Page 88 - This law of nature, being coeval with mankind, and dictated by God himself, is of course superior in obligation to any other. It is binding over all the globe, in all countries, and at all times: no human laws are of any validity, if contrary to this; 1 and such of them as are valid derive all their force, and all their authority, mediately or immediately, from this original.
Page 248 - Here thou, great ANNA ! whom three realms obey, Dost sometimes counsel take — and sometimes tea.
Page 100 - It is true there is an obligation which a compact carries with it, equal hi point of conscience to that of a law; but then the original of the obligation is different.

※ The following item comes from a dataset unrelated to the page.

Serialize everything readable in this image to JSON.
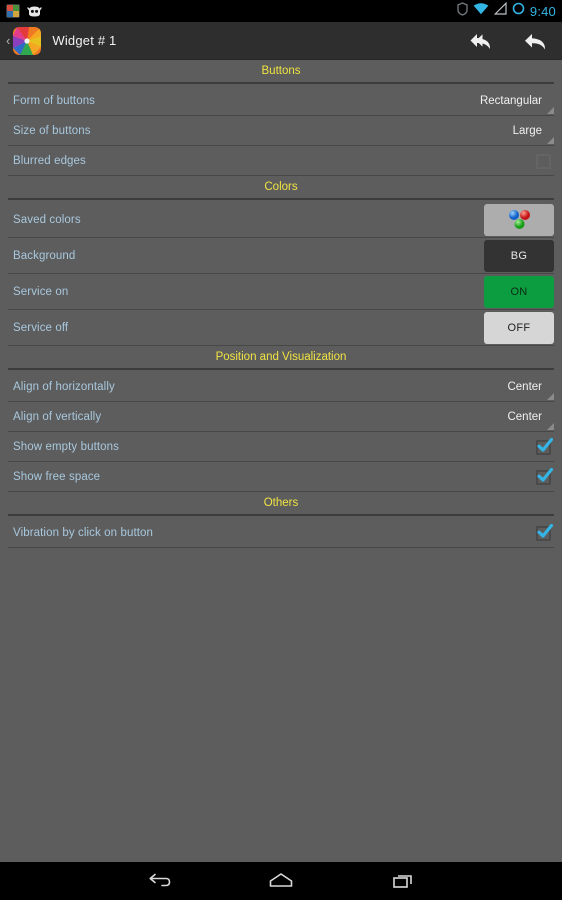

Page 215 - And, Sir, as to metaphorical expression, that is a great excellence in style, when it is used with propriety, for it gives you two ideas for one ; — conveys the meaning more luminously, and generally with a perception of delight.

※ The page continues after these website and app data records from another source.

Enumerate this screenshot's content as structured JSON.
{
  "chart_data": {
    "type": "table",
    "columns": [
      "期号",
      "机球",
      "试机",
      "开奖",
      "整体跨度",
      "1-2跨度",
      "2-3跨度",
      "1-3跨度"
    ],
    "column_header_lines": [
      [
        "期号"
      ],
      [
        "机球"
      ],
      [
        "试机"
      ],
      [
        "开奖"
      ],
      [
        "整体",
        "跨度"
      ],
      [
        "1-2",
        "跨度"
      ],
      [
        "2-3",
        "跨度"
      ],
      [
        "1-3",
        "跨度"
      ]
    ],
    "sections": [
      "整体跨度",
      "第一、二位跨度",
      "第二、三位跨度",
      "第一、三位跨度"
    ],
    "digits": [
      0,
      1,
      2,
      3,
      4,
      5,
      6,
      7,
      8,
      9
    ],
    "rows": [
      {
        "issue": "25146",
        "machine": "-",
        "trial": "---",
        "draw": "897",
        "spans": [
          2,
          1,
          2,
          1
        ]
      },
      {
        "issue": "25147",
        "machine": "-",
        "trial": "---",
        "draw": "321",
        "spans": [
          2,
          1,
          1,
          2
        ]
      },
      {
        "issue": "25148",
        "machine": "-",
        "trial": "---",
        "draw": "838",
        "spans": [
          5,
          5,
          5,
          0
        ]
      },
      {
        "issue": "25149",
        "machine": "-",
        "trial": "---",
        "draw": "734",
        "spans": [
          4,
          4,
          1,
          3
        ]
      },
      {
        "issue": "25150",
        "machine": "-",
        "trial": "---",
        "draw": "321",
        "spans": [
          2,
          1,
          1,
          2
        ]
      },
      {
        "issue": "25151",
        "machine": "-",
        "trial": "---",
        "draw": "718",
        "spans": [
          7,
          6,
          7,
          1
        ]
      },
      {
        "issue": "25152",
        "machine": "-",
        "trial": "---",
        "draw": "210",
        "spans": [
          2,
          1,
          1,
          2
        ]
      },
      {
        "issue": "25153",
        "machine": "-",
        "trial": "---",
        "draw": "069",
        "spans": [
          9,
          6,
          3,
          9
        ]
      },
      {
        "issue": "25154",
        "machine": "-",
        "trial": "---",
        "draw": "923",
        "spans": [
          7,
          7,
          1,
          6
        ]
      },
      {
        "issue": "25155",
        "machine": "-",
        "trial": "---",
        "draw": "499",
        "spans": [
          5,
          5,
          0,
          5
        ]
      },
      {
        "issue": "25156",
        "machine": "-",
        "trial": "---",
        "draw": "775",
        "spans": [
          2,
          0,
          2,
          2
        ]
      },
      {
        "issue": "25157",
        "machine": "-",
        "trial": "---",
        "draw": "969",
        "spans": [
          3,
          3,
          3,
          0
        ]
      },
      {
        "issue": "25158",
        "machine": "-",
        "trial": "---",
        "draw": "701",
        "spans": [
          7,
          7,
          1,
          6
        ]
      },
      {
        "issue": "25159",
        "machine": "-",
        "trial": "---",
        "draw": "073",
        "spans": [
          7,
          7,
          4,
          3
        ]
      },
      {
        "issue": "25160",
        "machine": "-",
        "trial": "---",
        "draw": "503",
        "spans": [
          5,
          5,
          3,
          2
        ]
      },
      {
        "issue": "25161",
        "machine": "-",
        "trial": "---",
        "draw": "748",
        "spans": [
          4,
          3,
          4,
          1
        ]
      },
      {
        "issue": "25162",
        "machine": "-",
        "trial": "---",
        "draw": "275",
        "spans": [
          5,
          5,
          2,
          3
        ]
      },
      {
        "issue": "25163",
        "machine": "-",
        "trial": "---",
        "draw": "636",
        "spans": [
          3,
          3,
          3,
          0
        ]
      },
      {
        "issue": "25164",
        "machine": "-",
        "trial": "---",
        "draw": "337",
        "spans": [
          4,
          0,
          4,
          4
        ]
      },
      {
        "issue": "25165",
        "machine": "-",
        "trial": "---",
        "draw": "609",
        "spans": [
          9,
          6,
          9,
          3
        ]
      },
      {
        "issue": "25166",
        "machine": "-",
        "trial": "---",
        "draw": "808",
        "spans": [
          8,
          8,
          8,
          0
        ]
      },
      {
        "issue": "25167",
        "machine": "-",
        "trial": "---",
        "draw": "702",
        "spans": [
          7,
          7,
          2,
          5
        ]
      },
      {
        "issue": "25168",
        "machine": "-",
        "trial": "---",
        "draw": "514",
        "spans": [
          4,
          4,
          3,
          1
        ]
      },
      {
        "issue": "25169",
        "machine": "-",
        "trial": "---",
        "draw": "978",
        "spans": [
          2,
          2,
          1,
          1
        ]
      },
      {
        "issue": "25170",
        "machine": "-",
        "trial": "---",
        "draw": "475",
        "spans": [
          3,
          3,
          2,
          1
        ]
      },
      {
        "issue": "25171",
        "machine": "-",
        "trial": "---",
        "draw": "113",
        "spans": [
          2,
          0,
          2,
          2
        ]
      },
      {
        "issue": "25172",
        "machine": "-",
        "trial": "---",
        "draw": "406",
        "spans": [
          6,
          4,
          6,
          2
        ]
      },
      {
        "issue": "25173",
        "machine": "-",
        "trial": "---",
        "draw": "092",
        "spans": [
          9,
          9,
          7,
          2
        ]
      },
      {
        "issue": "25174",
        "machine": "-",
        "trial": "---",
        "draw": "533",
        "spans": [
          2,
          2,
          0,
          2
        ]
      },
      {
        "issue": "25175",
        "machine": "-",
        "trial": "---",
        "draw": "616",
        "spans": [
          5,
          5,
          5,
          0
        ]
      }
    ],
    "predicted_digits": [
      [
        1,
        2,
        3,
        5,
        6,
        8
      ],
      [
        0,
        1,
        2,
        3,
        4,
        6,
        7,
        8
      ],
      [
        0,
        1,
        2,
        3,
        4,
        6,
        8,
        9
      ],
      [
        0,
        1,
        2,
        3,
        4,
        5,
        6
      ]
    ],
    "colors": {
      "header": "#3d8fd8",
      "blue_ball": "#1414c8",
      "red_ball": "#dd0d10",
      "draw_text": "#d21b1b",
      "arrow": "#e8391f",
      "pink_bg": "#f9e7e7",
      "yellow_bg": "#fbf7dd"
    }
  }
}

Page 89 - Wrongs are divisible into two sorts or species: private wrongs and public wrongs. The former are an infringement or privation of the private or civil rights belonging to individuals, considered as individuals ; and are thereupon frequently termed civil injuries; the latter are a breach and violation of public rights and duties, which affect the whole community, considered as a community ; and are distinguished by the harsher appellation of crimes and misdemeanors.
Page 93 - that whoever drew blood in the streets should be punished with the utmost severity,' did not extend to the surgeon who opened the vein of a person that fell down in the street in a fit.
Page 186 - What beast was it then, That made you break this enterprise to me ? When you durst do it, then you were a man ; And, to be more than what you were, you would Be so much more the man. Nor time, nor place, Did then adhere, and yet you would make both : They have made themselves, and that their fitness Does unmake you.
Page 324 - X. Of Pity, or Compassion. PITY is a perturbation of the mind, arising from the apprehension of hurt or trouble to another that doth not deserve it. and which he thinks may happen to himself, or his. And because it appertains to Pity, to think that he, or his may fall into the misery he pities in others, it follows that they be most compassionate, Who have passed through Misery.